The current legal limits on histamine contents in products of this kind stand at 50 mg/kg in the USA (FDA 2011)  and 100 mg/kg in the EU (EFSA 2011) . It can therefore be assumed that the very low histamine levels considered in this study pose no risk to healthy consumers (Figure 1). Then again, although amines like cadaverine and putrescine are known to enhance the toxic effect of histamine and tyramine, the levels of these were also low when compared for instance to fermented products [16,20].
Cooked sausages reformulated with a combination of nitrite-replacing ingredients registered lower biogenic amine levels than sausages containing the normal amount of added nitrite. The most effective combination of nitrite replacers in terms of reduced microbial load, amine formation and residual nitrite was the one including vitamin C. Its effect was proportional to the levels of vitamin C used.

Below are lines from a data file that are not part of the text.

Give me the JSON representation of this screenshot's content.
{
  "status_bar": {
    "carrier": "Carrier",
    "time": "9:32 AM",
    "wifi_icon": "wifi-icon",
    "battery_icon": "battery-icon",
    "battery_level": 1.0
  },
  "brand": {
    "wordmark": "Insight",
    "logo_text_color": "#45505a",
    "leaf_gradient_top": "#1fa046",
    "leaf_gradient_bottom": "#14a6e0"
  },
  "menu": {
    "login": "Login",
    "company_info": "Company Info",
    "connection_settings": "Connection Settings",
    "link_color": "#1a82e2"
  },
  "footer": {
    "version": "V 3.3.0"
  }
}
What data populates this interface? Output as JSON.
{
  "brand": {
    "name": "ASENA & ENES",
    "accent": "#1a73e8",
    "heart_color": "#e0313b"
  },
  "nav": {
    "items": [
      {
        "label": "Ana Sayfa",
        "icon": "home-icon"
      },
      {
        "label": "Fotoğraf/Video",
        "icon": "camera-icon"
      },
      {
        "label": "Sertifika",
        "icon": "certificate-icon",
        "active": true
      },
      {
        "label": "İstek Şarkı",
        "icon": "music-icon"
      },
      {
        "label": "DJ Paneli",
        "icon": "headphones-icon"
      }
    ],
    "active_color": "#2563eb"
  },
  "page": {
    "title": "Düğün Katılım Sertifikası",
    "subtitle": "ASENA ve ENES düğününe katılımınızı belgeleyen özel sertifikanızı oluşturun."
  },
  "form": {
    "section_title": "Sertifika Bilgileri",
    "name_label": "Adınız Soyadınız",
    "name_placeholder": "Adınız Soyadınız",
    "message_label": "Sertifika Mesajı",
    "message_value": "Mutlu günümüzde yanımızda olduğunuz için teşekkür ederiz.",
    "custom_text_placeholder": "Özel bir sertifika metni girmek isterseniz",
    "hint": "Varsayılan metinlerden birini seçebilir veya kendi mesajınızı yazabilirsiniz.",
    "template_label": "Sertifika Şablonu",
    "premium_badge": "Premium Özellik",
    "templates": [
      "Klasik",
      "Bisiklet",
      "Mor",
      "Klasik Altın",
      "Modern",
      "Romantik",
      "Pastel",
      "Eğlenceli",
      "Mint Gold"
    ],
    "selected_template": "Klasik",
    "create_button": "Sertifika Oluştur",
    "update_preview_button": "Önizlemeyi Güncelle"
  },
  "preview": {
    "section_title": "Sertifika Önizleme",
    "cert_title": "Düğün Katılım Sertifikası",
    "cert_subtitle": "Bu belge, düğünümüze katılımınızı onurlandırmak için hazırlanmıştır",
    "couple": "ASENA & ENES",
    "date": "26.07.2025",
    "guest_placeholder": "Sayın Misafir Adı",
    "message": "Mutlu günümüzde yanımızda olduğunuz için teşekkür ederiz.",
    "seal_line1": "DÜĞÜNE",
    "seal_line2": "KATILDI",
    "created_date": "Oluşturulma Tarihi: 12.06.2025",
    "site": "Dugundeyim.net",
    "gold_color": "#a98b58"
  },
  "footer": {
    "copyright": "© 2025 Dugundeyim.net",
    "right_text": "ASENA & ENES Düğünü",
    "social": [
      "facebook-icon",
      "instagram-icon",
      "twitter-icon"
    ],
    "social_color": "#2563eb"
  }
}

These results suggest that the use of added nitrite-free substitutes in cooked sausages will not pose a risk to healthy consumers. Biogenic amine levels remained below 20 mg/kg except for cadaverine, which registered around 40 mg/kg. From the standpoint of food safety, then, this combination of ingredients seems to be suitable as a substitute for chemical nitrites.
This research was supported by projects, AGL 2011-29644-C02-01 of the Plan Nacional de Investigación Científica, Desarrolloe Innovación Tecnológica (I+D+I) Ministerio de Ciencia y Tecnología and Intramural projects CSIC: 201470E073 and Comunidad de Madrid project MEDGAN: S2013/ABI-2913.